BEGIN DATA PROVIDED

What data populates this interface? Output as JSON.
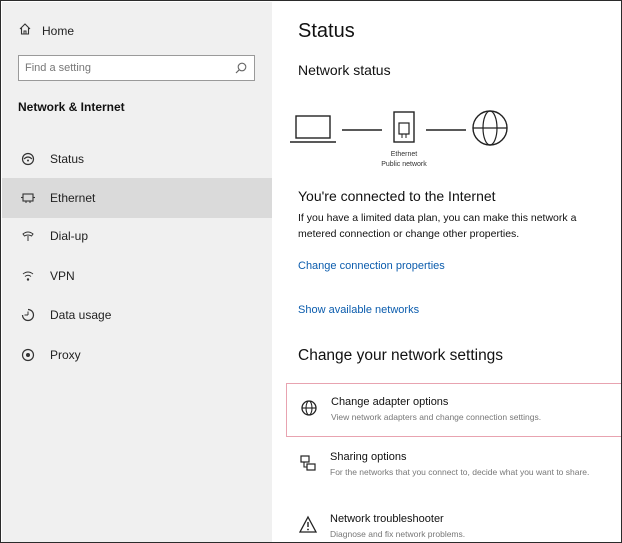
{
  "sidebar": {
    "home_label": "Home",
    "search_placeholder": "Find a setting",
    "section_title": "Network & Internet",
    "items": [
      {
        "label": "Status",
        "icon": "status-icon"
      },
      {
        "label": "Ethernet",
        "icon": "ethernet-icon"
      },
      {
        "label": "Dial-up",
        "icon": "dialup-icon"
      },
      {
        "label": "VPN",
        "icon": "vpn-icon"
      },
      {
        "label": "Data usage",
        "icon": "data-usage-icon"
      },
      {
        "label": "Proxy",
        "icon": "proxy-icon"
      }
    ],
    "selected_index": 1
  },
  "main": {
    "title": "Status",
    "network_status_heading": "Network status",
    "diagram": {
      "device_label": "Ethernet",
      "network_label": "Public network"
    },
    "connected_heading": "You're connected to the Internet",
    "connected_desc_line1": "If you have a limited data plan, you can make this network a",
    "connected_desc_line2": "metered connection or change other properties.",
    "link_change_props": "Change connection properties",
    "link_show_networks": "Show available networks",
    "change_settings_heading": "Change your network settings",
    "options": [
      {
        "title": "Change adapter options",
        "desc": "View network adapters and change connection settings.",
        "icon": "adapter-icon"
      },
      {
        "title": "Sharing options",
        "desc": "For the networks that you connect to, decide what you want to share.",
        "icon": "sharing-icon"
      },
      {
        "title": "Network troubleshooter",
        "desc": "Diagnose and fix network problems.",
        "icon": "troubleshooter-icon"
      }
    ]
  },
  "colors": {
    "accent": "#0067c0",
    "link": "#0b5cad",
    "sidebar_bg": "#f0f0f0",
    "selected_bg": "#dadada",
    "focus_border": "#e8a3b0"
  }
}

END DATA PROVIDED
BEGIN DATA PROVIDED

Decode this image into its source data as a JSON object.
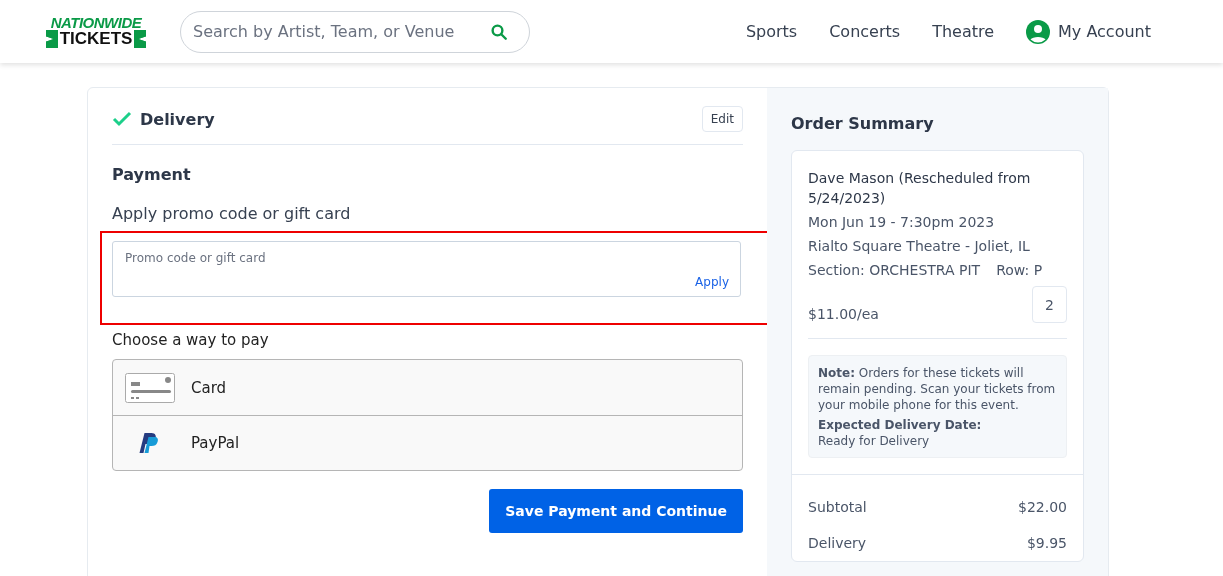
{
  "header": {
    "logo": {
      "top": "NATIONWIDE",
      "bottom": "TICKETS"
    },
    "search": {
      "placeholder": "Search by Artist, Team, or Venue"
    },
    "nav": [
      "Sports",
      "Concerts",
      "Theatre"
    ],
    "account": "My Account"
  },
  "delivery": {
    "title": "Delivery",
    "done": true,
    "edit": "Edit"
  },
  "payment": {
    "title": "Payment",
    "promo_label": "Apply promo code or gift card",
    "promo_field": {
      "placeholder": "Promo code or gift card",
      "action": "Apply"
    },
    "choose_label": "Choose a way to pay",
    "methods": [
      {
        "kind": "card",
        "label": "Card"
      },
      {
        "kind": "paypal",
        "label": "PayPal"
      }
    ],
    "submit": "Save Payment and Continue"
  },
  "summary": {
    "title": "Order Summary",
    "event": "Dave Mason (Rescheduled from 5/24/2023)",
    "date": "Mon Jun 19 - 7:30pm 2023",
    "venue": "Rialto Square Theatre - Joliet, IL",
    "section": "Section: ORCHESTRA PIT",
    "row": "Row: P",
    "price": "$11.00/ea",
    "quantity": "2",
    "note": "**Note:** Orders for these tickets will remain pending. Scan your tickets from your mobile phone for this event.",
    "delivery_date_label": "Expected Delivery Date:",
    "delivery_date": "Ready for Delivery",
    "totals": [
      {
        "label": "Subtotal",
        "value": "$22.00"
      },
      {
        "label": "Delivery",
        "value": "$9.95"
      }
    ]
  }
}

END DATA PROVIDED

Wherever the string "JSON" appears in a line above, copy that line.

What data populates this interface? Output as JSON.
Decode this image into its source data as a JSON object.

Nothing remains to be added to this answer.